This week I’m spending time with fabulous people I’ve known for a long time, some more than a dozen years. We’ve got a lot of history together, some good, some bad, some funny, some embarrassing. When we first meet up, we catch up on what’s new in everyone’s lives, what their families are up to, all the pertinent details. Once we’ve worked through all that, we start reminiscing about the past, sharing stories, maybe a little trash talking, and hilarity ensues. We remember those times fondly, with a sort of wistfulness, because things are so different today then they were then.
We often look back on the past with affection, things were simpler then, better, not the way they are today. Yet it’s only the passing of time that gives us that perspective – in reality, those good old days really weren’t that good, at least not in the way it seems at this moment.

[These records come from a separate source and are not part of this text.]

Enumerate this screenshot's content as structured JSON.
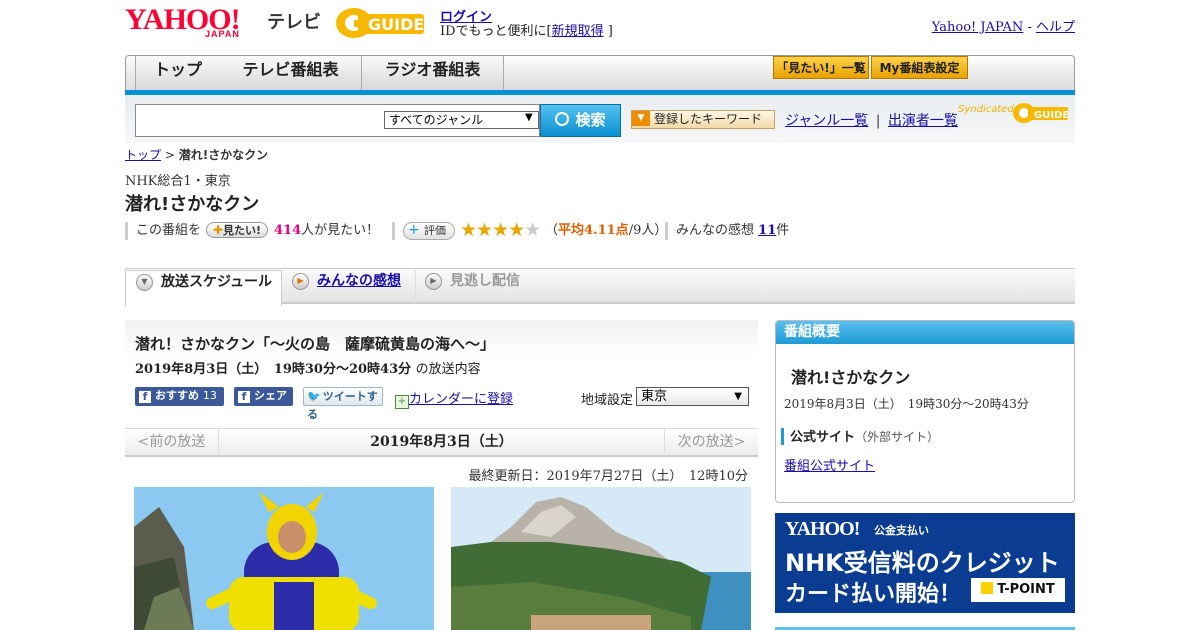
{
  "header": {
    "logo_yahoo": "YAHOO!",
    "logo_japan": "JAPAN",
    "logo_tv": "テレビ",
    "logo_guide": "GUIDE",
    "login": "ログイン",
    "id_prefix": "IDでもっと便利に[",
    "signup": "新規取得",
    "id_suffix": "]",
    "yahoo_japan_link": "Yahoo! JAPAN",
    "sep": " - ",
    "help_link": "ヘルプ"
  },
  "nav": {
    "tabs": [
      "トップ",
      "テレビ番組表",
      "ラジオ番組表"
    ],
    "mitai_list": "「見たい!」一覧",
    "my_schedule": "My番組表設定"
  },
  "search": {
    "genre_selected": "すべてのジャンル",
    "button": "検索",
    "keyword_button": "登録したキーワード",
    "genre_list": "ジャンル一覧",
    "divider": "|",
    "performer_list": "出演者一覧",
    "syndicated": "Syndicated"
  },
  "breadcrumb": {
    "top": "トップ",
    "sep": " > ",
    "current": "潜れ!さかなクン"
  },
  "program": {
    "station": "NHK総合1・東京",
    "title": "潜れ!さかなクン",
    "this_program": "この番組を",
    "mitai_button": "見たい!",
    "mitai_count": "414",
    "mitai_suffix": "人が見たい！",
    "hyoka": "評価",
    "stars": "★★★★",
    "star_empty": "★",
    "rating_open": "（",
    "rating": "平均4.11点",
    "rating_count": "/9人）",
    "impressions_label": "みんなの感想",
    "impressions_count": "11",
    "impressions_suffix": "件"
  },
  "tabs": {
    "schedule": "放送スケジュール",
    "impressions": "みんなの感想",
    "missed": "見逃し配信"
  },
  "episode": {
    "title": "潜れ！さかなクン「～火の島　薩摩硫黄島の海へ～」",
    "time": "2019年8月3日（土）　19時30分～20時43分",
    "time_suffix": "の放送内容",
    "recommend": "おすすめ",
    "recommend_count": "13",
    "share": "シェア",
    "tweet": "ツイートする",
    "calendar": "カレンダーに登録",
    "region_label": "地域設定",
    "region_value": "東京",
    "prev": "<前の放送",
    "date": "2019年8月3日（土）",
    "next": "次の放送>",
    "updated": "最終更新日：2019年7月27日（土）　12時10分"
  },
  "sidebar": {
    "header": "番組概要",
    "title": "潜れ!さかなクン",
    "time": "2019年8月3日（土）　19時30分～20時43分",
    "official_label": "公式サイト",
    "official_note": "（外部サイト）",
    "official_link": "番組公式サイト"
  },
  "banner": {
    "brand": "YAHOO!",
    "brand_sub": "公金支払い",
    "line1": "NHK受信料のクレジット",
    "line2": "カード払い開始！",
    "tpoint": "T-POINT"
  },
  "colors": {
    "accent_blue": "#0091d7",
    "yahoo_red": "#ff0033",
    "pink_count": "#e4007f",
    "rating_orange": "#e06000",
    "star": "#e8a800"
  }
}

A wise counselor once told me – as I was lamenting that I just wanted things to go back the way they used to be – that she doesn’t help people go back, she only helps them move forward. At the time, those words really irritated me, how could she not understand that I was happy back then and I wanted that feeling back?! Again, it’s only the perspective of time that has made me realize that the life I wanted back was not without issues or problems, it’s simply that they were familiar and I had built coping mechanisms for them that were comfortable. I didn’t have that same luxury with the current problems and issues I was facing.
It’s these realizations that illustrate so clearly to me how nothing has changed since Biblical times. God rescued the Israelites from slavery in Egypt – they were free! But were they thankful for their freedom?
Numbers 11:4 – 6. . . the Israelites started wailing and said, “If only we had meat to eat! 5 We remember the fish we ate in Egypt at no cost—also the cucumbers, melons, leeks, onions and garlic. 6 But now we have lost our appetite; we never see anything but this manna!”
In addition to their freedom, all of their physical needs are met. They have silver and gold that was given to them by their Egyptian neighbors. But they are wailing because things just aren’t the way they used to be. They’d forgotten their harsh treatment as slaves, how the king had ordered the murder of all of their sons – they only remembered the free food from the all-you-can-eat buffet.
So it is with me. I tend to want to go back to what was before because it’s much more comfortable than the hard thing I’m going through or the uncertainty of what might happen in the future. I want what’s familiar because I’m under the delusion that in this familiarity I might have some semblance of control.
It’s been great to be able to relive the history of my relationship with these fine people, but what I’ve enjoyed even more are the new memories that we’ve made together this week. We can’t go back to what we had before, but we can forge ahead and create a new thing.
Do you find yourself wishing you could go back to a certain point in time and stay there? Maybe it’s time to walk away from the past and venture into the unknown that just might be the promised land.